(Data excerpts)

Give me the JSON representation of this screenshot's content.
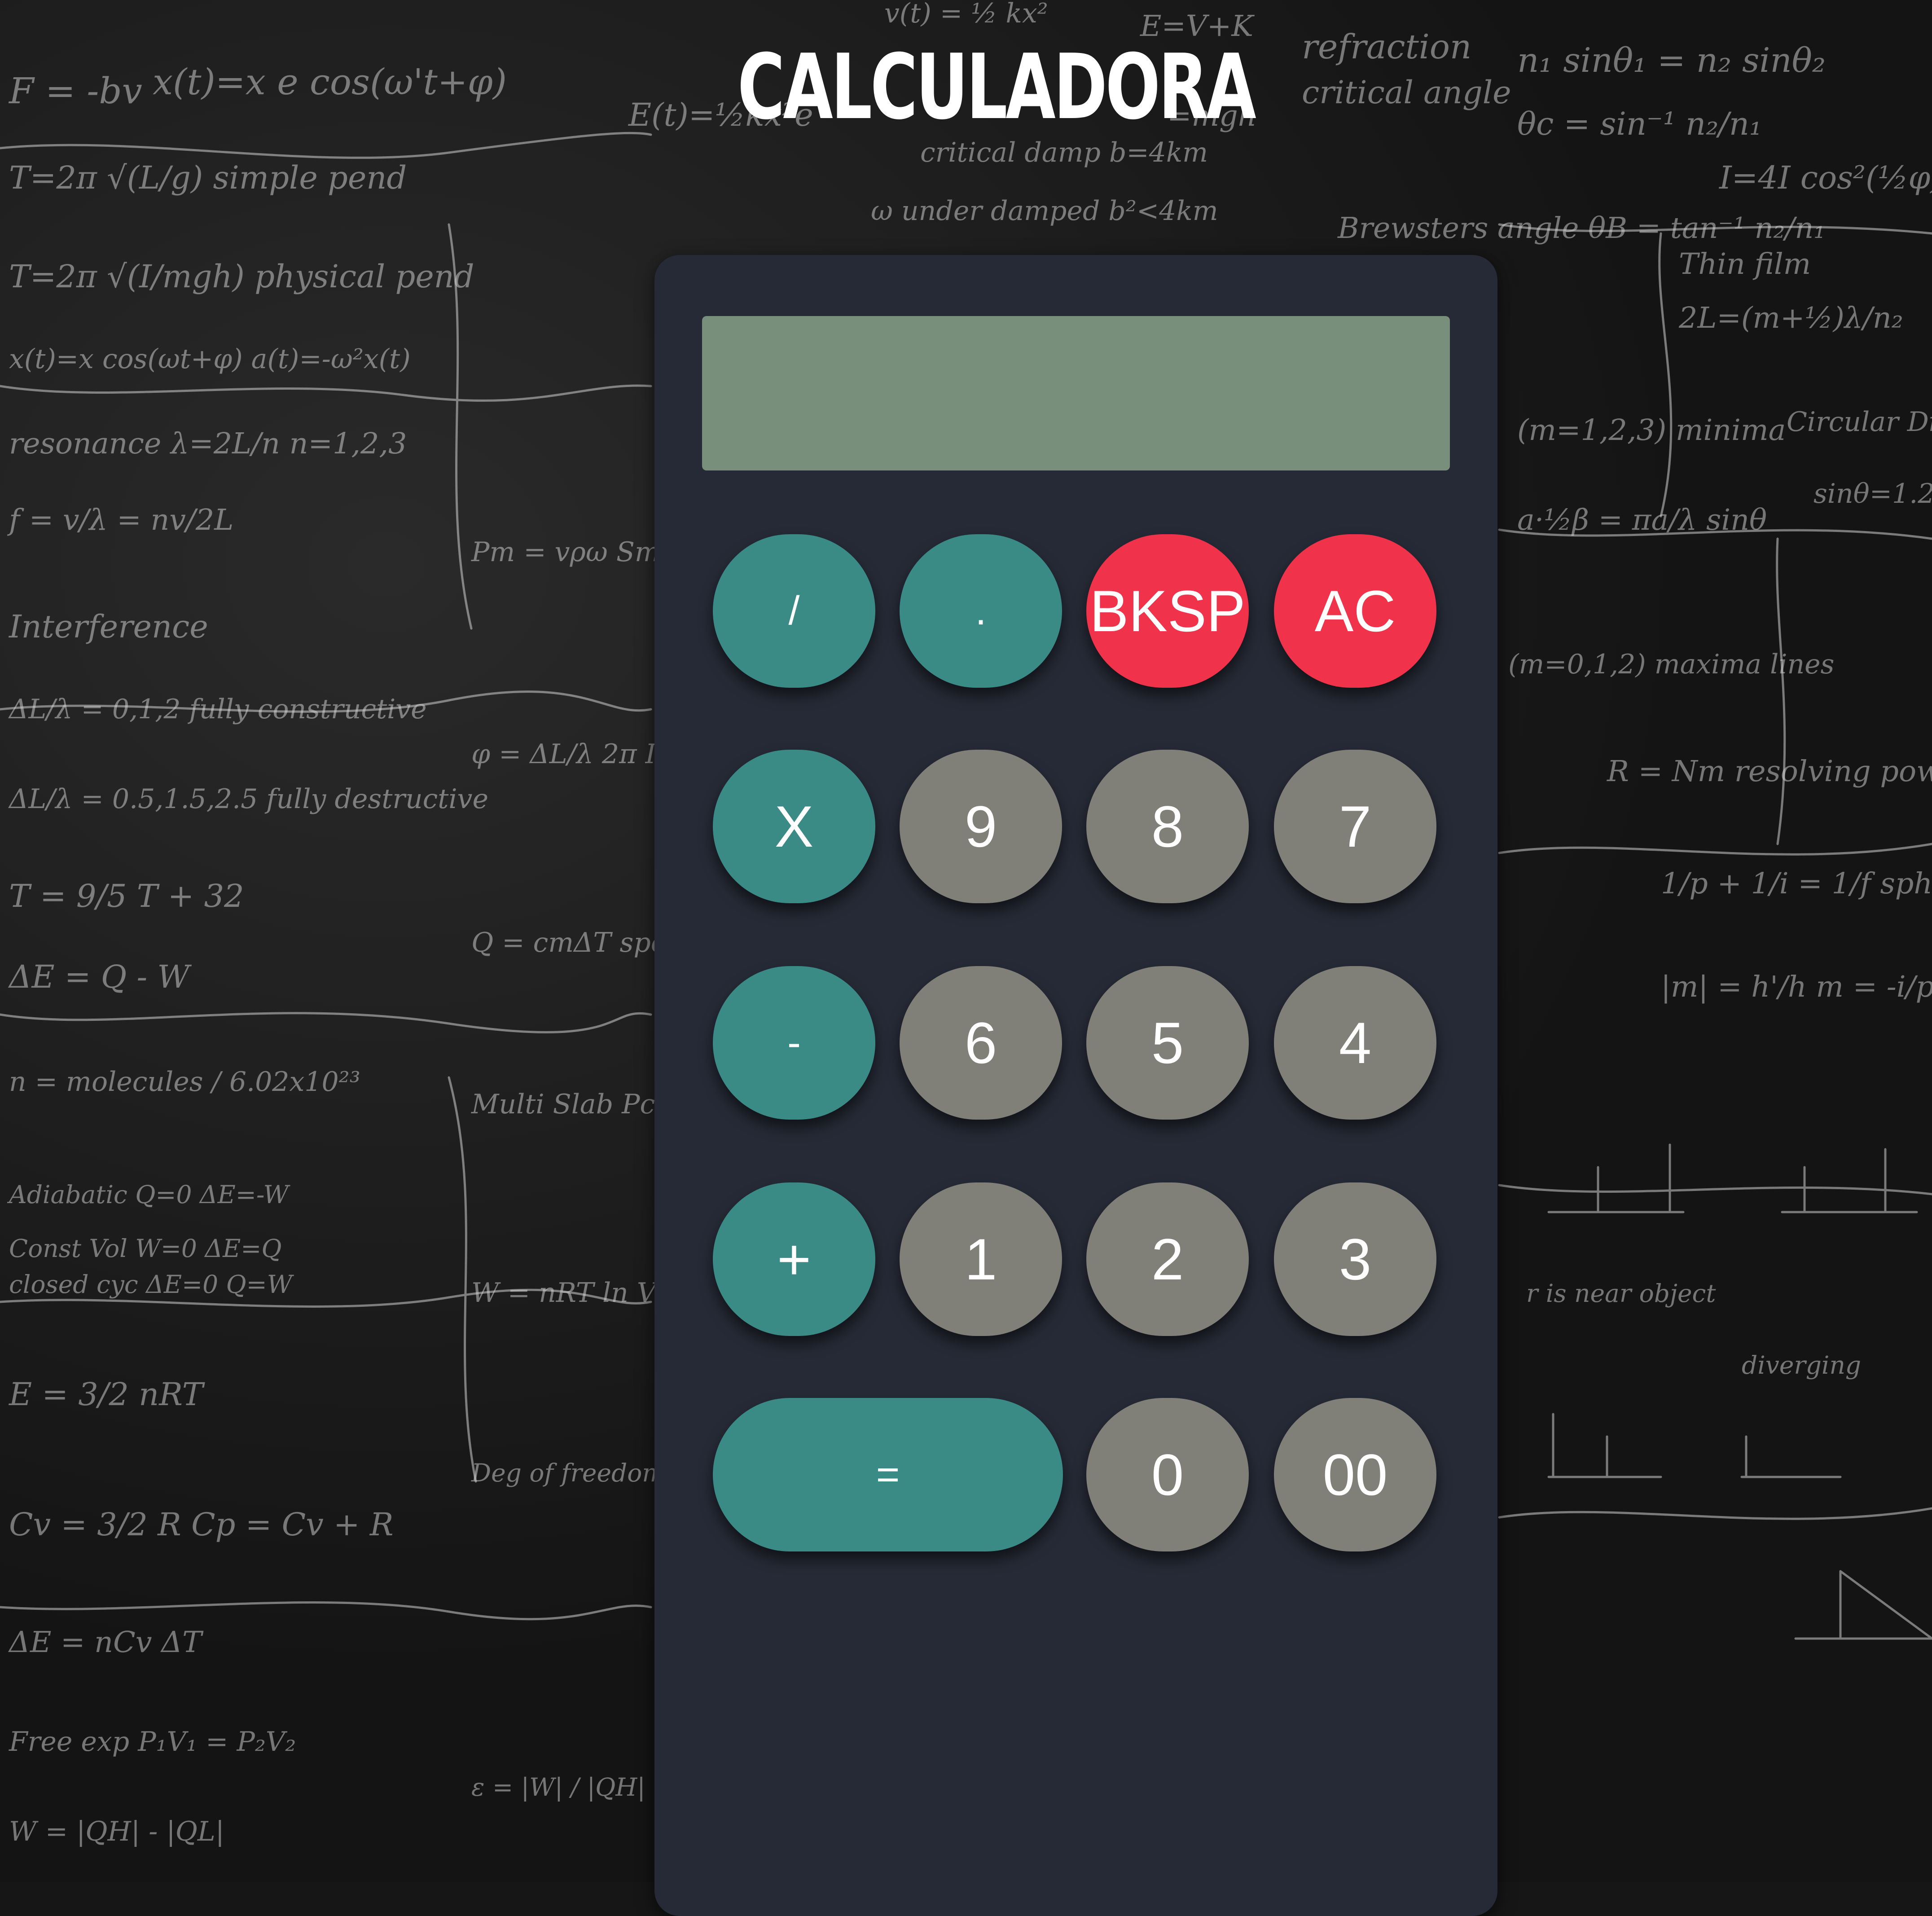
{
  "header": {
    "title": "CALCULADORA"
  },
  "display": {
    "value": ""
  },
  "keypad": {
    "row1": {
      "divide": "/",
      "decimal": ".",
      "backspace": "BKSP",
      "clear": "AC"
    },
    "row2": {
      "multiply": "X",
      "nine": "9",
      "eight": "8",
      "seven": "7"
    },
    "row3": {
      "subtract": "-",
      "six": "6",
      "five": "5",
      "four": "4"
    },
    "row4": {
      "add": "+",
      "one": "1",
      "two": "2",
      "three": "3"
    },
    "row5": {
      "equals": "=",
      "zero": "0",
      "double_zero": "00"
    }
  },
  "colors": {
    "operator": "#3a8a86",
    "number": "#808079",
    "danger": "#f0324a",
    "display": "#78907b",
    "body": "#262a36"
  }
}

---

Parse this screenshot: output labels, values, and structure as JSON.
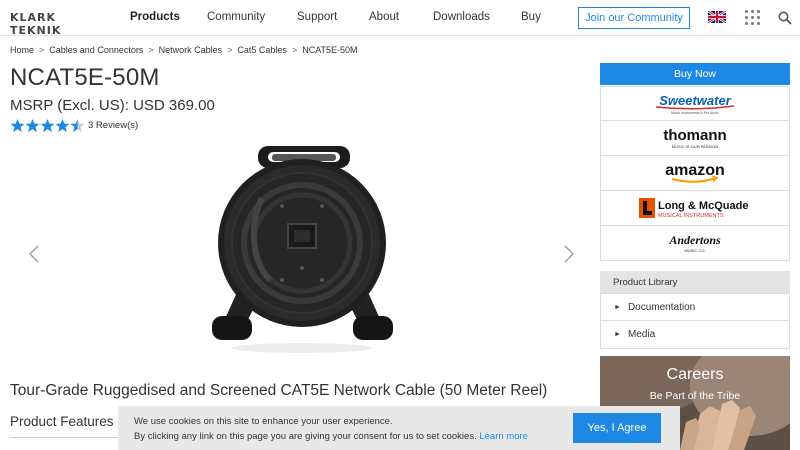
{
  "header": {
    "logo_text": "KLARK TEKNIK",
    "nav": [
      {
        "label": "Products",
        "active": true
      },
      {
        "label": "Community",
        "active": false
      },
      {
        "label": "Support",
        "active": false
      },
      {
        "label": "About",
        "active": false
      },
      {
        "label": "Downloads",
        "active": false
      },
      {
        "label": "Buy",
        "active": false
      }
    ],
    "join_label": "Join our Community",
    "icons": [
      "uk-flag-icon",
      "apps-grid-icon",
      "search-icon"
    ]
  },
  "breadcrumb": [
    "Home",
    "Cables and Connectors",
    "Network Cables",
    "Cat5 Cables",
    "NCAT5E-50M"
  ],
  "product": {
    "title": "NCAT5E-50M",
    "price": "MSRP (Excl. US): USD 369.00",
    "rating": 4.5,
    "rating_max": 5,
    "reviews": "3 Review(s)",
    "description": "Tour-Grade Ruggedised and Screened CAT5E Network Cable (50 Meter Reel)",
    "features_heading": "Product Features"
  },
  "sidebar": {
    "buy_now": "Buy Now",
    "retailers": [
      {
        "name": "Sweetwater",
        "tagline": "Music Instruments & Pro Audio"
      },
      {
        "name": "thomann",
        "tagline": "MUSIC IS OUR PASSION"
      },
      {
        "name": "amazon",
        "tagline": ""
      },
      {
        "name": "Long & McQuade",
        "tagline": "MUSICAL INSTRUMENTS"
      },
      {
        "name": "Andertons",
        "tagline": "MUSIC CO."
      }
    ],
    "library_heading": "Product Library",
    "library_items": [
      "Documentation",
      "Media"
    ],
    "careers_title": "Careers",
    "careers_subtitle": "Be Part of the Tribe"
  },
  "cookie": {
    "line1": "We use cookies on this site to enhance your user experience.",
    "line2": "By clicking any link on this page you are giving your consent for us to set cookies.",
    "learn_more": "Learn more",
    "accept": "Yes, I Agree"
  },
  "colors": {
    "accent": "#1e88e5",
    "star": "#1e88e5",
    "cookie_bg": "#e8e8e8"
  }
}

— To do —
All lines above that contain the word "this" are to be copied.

— Response area —
Give me the JSON representation of this screenshot's content.
Parse this screenshot: output labels, values, and structure as JSON.
    "line1": "We use cookies on this site to enhance your user experience.",
    "line2": "By clicking any link on this page you are giving your consent for us to set cookies.",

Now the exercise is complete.